→ **BRIEF**
Return, from the data that follows, each line that holds the word "Electric".

=== INPUT MATERIAL ===

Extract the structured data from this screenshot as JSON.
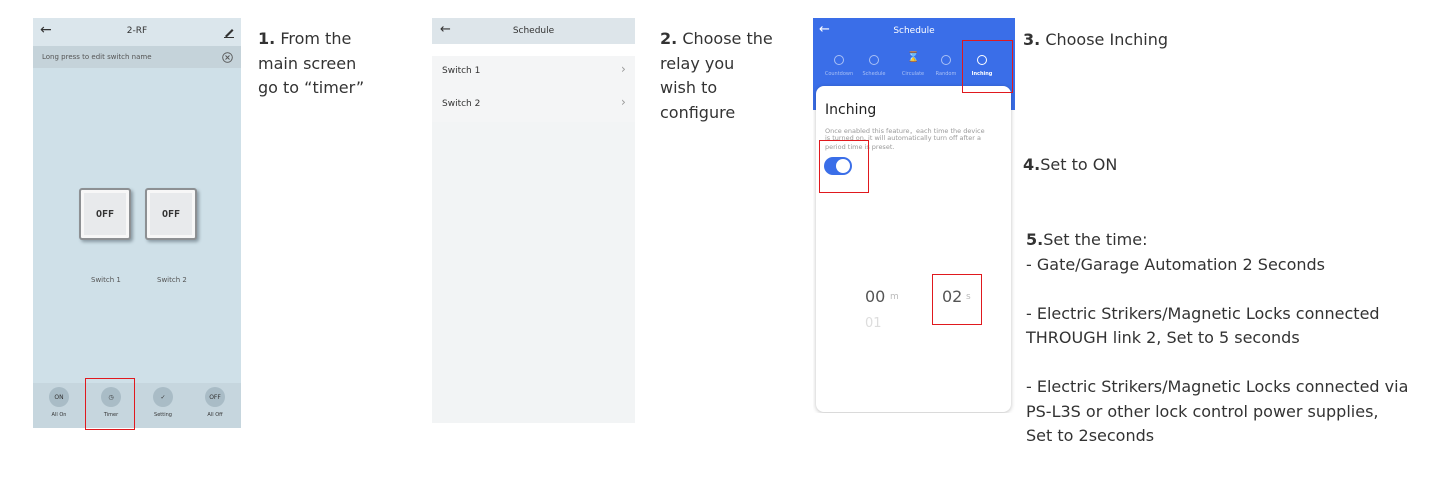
{
  "phone1": {
    "title": "2-RF",
    "back_icon": "arrow-left-icon",
    "edit_icon": "pencil-icon",
    "hint": "Long press to edit switch name",
    "close_icon": "circle-x-icon",
    "switches": [
      {
        "state": "OFF",
        "label": "Switch 1"
      },
      {
        "state": "OFF",
        "label": "Switch 2"
      }
    ],
    "bottom_bar": [
      {
        "icon_text": "ON",
        "label": "All On"
      },
      {
        "icon_text": "◷",
        "label": "Timer"
      },
      {
        "icon_text": "✓",
        "label": "Setting"
      },
      {
        "icon_text": "OFF",
        "label": "All Off"
      }
    ]
  },
  "phone2": {
    "title": "Schedule",
    "items": [
      {
        "label": "Switch 1"
      },
      {
        "label": "Switch 2"
      }
    ]
  },
  "phone3": {
    "title": "Schedule",
    "tabs": [
      "Countdown",
      "Schedule",
      "Circulate",
      "Random",
      "Inching"
    ],
    "heading": "Inching",
    "description_line1": "Once enabled this feature，each time the device",
    "description_line2": "is turned on, it will automatically turn off after a",
    "description_line3": "period time is preset.",
    "toggle_on": true,
    "minutes": "00",
    "minutes_unit": "m",
    "seconds": "02",
    "seconds_unit": "s",
    "next_minute": "01"
  },
  "steps": {
    "s1_num": "1.",
    "s1_line1": "From the",
    "s1_line2": "main screen",
    "s1_line3": "go to “timer”",
    "s2_num": "2.",
    "s2_line1": "Choose the",
    "s2_line2": "relay you",
    "s2_line3": "wish to",
    "s2_line4": "configure",
    "s3_num": "3.",
    "s3_text": "Choose Inching",
    "s4_num": "4.",
    "s4_text": "Set to ON",
    "s5_num": "5.",
    "s5_text": "Set the time:",
    "s5_a": "- Gate/Garage Automation 2 Seconds",
    "s5_b1": "- Electric Strikers/Magnetic Locks connected",
    "s5_b2": "THROUGH link 2, Set to 5 seconds",
    "s5_c1": "- Electric Strikers/Magnetic Locks connected via",
    "s5_c2": "PS-L3S or other lock control power supplies,",
    "s5_c3": "Set to 2seconds"
  },
  "colors": {
    "highlight": "#e0191e",
    "accent_blue": "#3a6ee8"
  }
}
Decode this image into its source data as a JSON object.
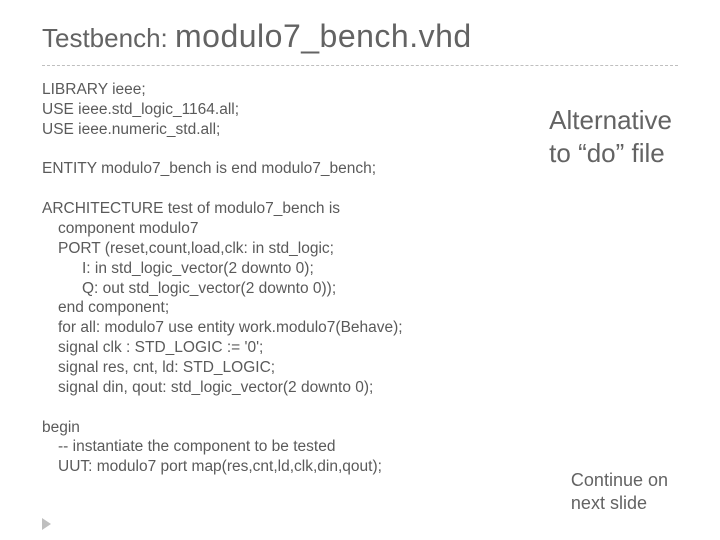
{
  "title": {
    "prefix": "Testbench:",
    "main": "modulo7_bench.vhd"
  },
  "code": {
    "library": [
      "LIBRARY ieee;",
      "USE ieee.std_logic_1164.all;",
      "USE ieee.numeric_std.all;"
    ],
    "entity": "ENTITY modulo7_bench is end modulo7_bench;",
    "arch": [
      "ARCHITECTURE test of modulo7_bench is",
      "component modulo7",
      "PORT (reset,count,load,clk: in std_logic;",
      "I: in  std_logic_vector(2 downto 0);",
      "Q: out std_logic_vector(2 downto 0));",
      "end component;",
      "for all: modulo7 use entity work.modulo7(Behave);",
      "signal clk : STD_LOGIC := '0';",
      "signal res, cnt, ld: STD_LOGIC;",
      "signal din, qout: std_logic_vector(2 downto 0);"
    ],
    "begin": [
      "begin",
      "-- instantiate the component to be tested",
      "UUT: modulo7 port map(res,cnt,ld,clk,din,qout);"
    ]
  },
  "side_note": {
    "line1": "Alternative",
    "line2": "to “do” file"
  },
  "continue_note": {
    "line1": "Continue on",
    "line2": "next slide"
  }
}
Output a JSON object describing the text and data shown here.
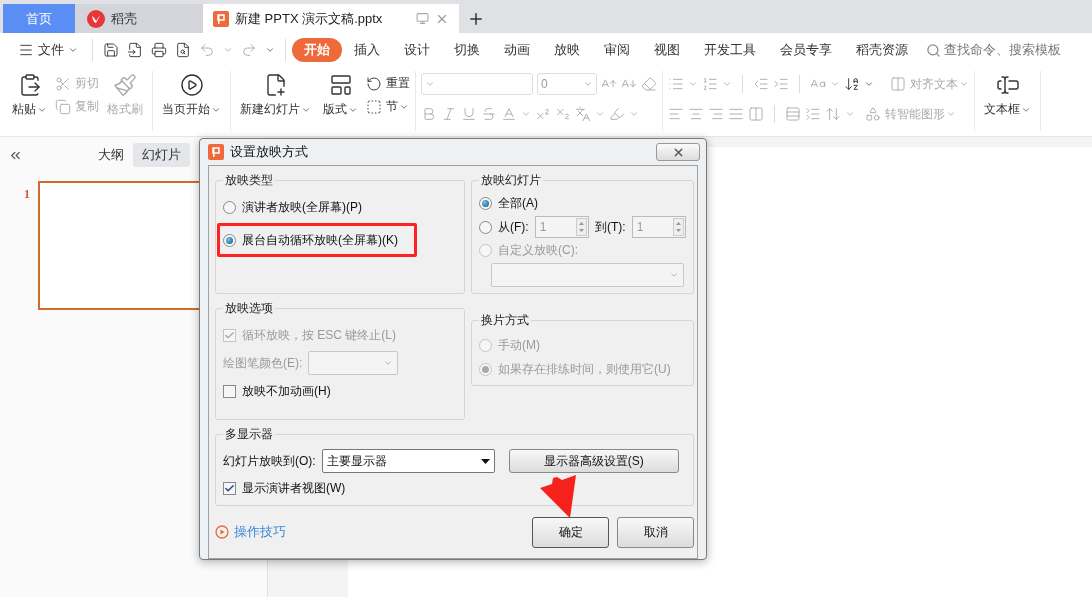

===

→ **TASK SOLUTION**
    "s5_b1": "- Electric Strikers/Magnetic Locks connected",
    "s5_c1": "- Electric Strikers/Magnetic Locks connected via",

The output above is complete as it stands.